To divide a binary number by 32 we would move the point five places to the left - so the returned eight-bit binary number from the input port would then, in fact, consist of the three high bits (including the 'naughty' bit 6) as the integer and the five low values as the fraction. We can then subtract the integer. Multiply by 32 and we've a whole number again which, as it doesn't contain bit 6, doesn't flicker. The unpressed value is, of course, 31 (16+8+4+2+1) but we can then simply add 224 to give the original unpressed value of 255.
The following short program will, I think, prove the theory:
5 REM PRESS KEYS QWERT
10 DEF FN f(x)=(x/32-INT(x/32))*32
20 LET a=FN (IN 64510)+224
30 PRINT AT 0,0; a
40 G0 T0 20
I hope the above ramblings may be of some interest and use to someone. May I take this chance to thank you for publishing the best magazine on the market.
Derek Hirst, Barnsley
You certainly may ... and we thank you for your suggestions. Ed.

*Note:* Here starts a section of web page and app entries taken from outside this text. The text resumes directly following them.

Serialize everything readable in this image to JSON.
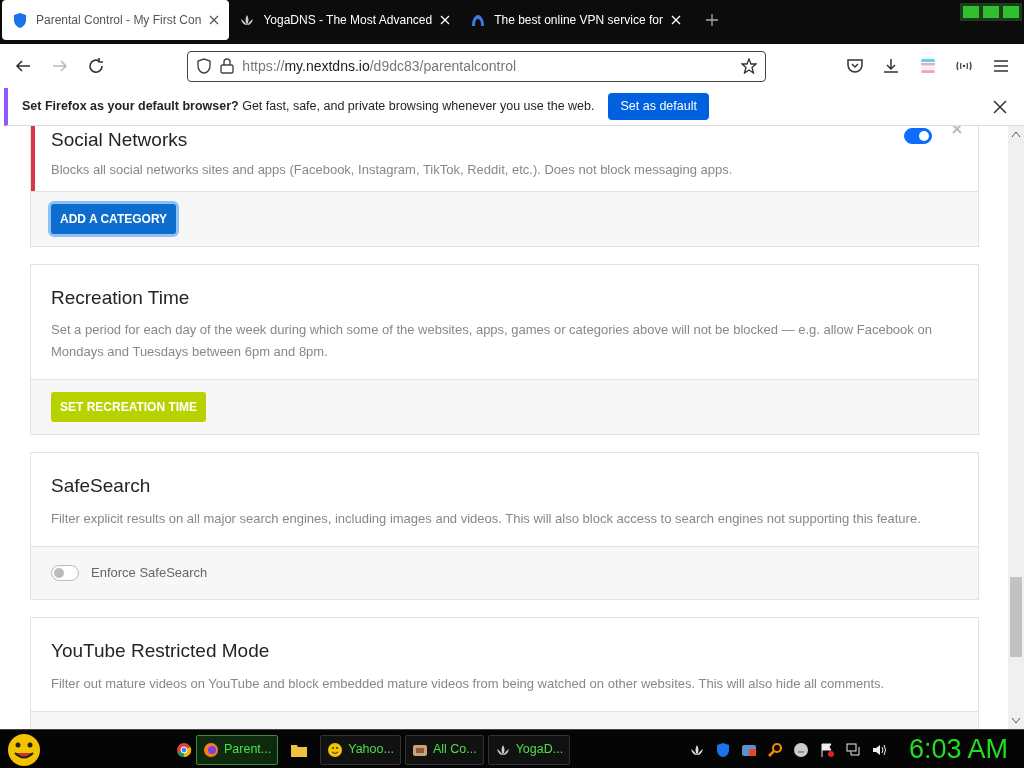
{
  "tabs": [
    {
      "title": "Parental Control - My First Con",
      "selected": true
    },
    {
      "title": "YogaDNS - The Most Advanced",
      "selected": false
    },
    {
      "title": "The best online VPN service for",
      "selected": false
    }
  ],
  "address_bar": {
    "scheme": "https://",
    "host": "my.nextdns.io",
    "path": "/d9dc83/parentalcontrol"
  },
  "notification": {
    "message": "**Set Firefox as your default browser?** Get fast, safe, and private browsing whenever you use the web.",
    "button": "Set as default"
  },
  "sections": [
    {
      "kind": "category_list",
      "items": [
        {
          "title": "Social Networks",
          "description": "Blocks all social networks sites and apps (Facebook, Instagram, TikTok, Reddit, etc.). Does not block messaging apps.",
          "on": true
        }
      ],
      "button": "ADD A CATEGORY"
    },
    {
      "kind": "card",
      "title": "Recreation Time",
      "description": "Set a period for each day of the week during which some of the websites, apps, games or categories above will not be blocked — e.g. allow Facebook on Mondays and Tuesdays between 6pm and 8pm.",
      "footer": {
        "kind": "button",
        "label": "SET RECREATION TIME"
      }
    },
    {
      "kind": "card",
      "title": "SafeSearch",
      "description": "Filter explicit results on all major search engines, including images and videos. This will also block access to search engines not supporting this feature.",
      "footer": {
        "kind": "toggle",
        "label": "Enforce SafeSearch",
        "on": false
      }
    },
    {
      "kind": "card",
      "title": "YouTube Restricted Mode",
      "description": "Filter out mature videos on YouTube and block embedded mature videos from being watched on other websites. This will also hide all comments."
    }
  ],
  "taskbar": {
    "buttons": [
      {
        "label": "Parent...",
        "selected": true
      },
      {
        "label": "Yahoo...",
        "selected": false
      },
      {
        "label": "All Co...",
        "selected": false
      },
      {
        "label": "YogaD...",
        "selected": false
      }
    ],
    "clock": "6:03 AM"
  }
}
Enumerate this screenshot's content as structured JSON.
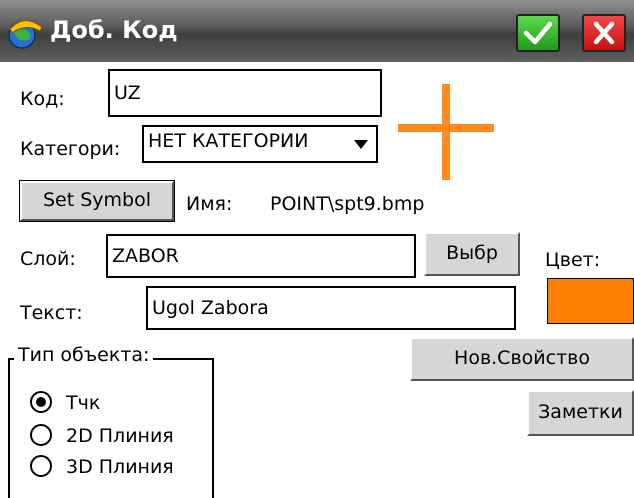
{
  "window": {
    "title": "Доб. Код"
  },
  "form": {
    "code_label": "Код:",
    "code_value": "UZ",
    "category_label": "Категори:",
    "category_value": "НЕТ КАТЕГОРИИ",
    "set_symbol_label": "Set Symbol",
    "name_label": "Имя:",
    "name_value": "POINT\\spt9.bmp",
    "layer_label": "Слой:",
    "layer_value": "ZABOR",
    "select_label": "Выбр",
    "color_label": "Цвет:",
    "text_label": "Текст:",
    "text_value": "Ugol Zabora",
    "new_property_label": "Нов.Свойство",
    "notes_label": "Заметки"
  },
  "object_type": {
    "title": "Тип объекта:",
    "options": [
      {
        "label": "Тчк",
        "checked": true
      },
      {
        "label": "2D Плиния",
        "checked": false
      },
      {
        "label": "3D Плиния",
        "checked": false
      }
    ]
  },
  "colors": {
    "symbol": "#ff8c1a",
    "layer_color": "#ff8000",
    "ok_button": "#2db52a",
    "close_button": "#dc2020"
  },
  "icons": {
    "app": "helmet-globe-icon",
    "ok": "checkmark-icon",
    "close": "close-icon",
    "dropdown": "triangle-down-icon",
    "symbol_preview": "plus-cross-icon"
  }
}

Wait on the bow till 11:45pm (Smith time), which may seem an awful long time to you swashbuckling Spectrummers. At that moment, a raft will get tossed up on a large wave and you must then jump on. It takes you to Crusoe Corner (a desert island to us landlubbers). Then you shin up a palm tree to arrive at Tree Tops - The Sequel, from which you catch the bird that travels up towards In The Clouds. From there you can control yourself all over the house (funny things happen when you try to enter the water or the Master Bedroom) and from that point, it should be possible to find The Gaping Pit (though I've not tried it myself). It also clobbers the 'Attic Attack' and makes it possible to go through baddies (fire puts you down where you are, so be careful) whereupon the bird disintegrates.
Robin Daines, Chester
Hey, he's right ... but if you wait In The Clouds long enough you actually get attacked by a ball of fire coming in from the left that first frazzles Willy, then dumps him inside an ice volcano under Hades, and then - and then - and then - OK, clear off schmuck! Ed
NJ Ball, Sidcup
To get Dumps of Distinction working via Interface 1, add the following lines to the listing.
1000 DATA 207, 49, 24, 16, -1
1300 DATA 197, 229, 207, 30, 255, 193, 201, -1
For some reason my particular printer kept crashing in the middle of the dump. So, if you have a similar problem, I can only suggest you try a lower Baud rate. Andy Pennell.
|If you're the proud owner of a "clapped-out MX80", try the converted code from Mad Milmps of Durham to get Andy Pennell's Dumps of Distinction working.|
||I too have spent a fortune on software. I too have no intention of making money by copying and selling pirated software; and I too wish to get the best advantage of my own paid-for possessions. I enjoy the facility of being able to run programs from my Microdrive, with all that this offers in the way of speed and compactness, and therefore I feel that the obstacles placed in my way are|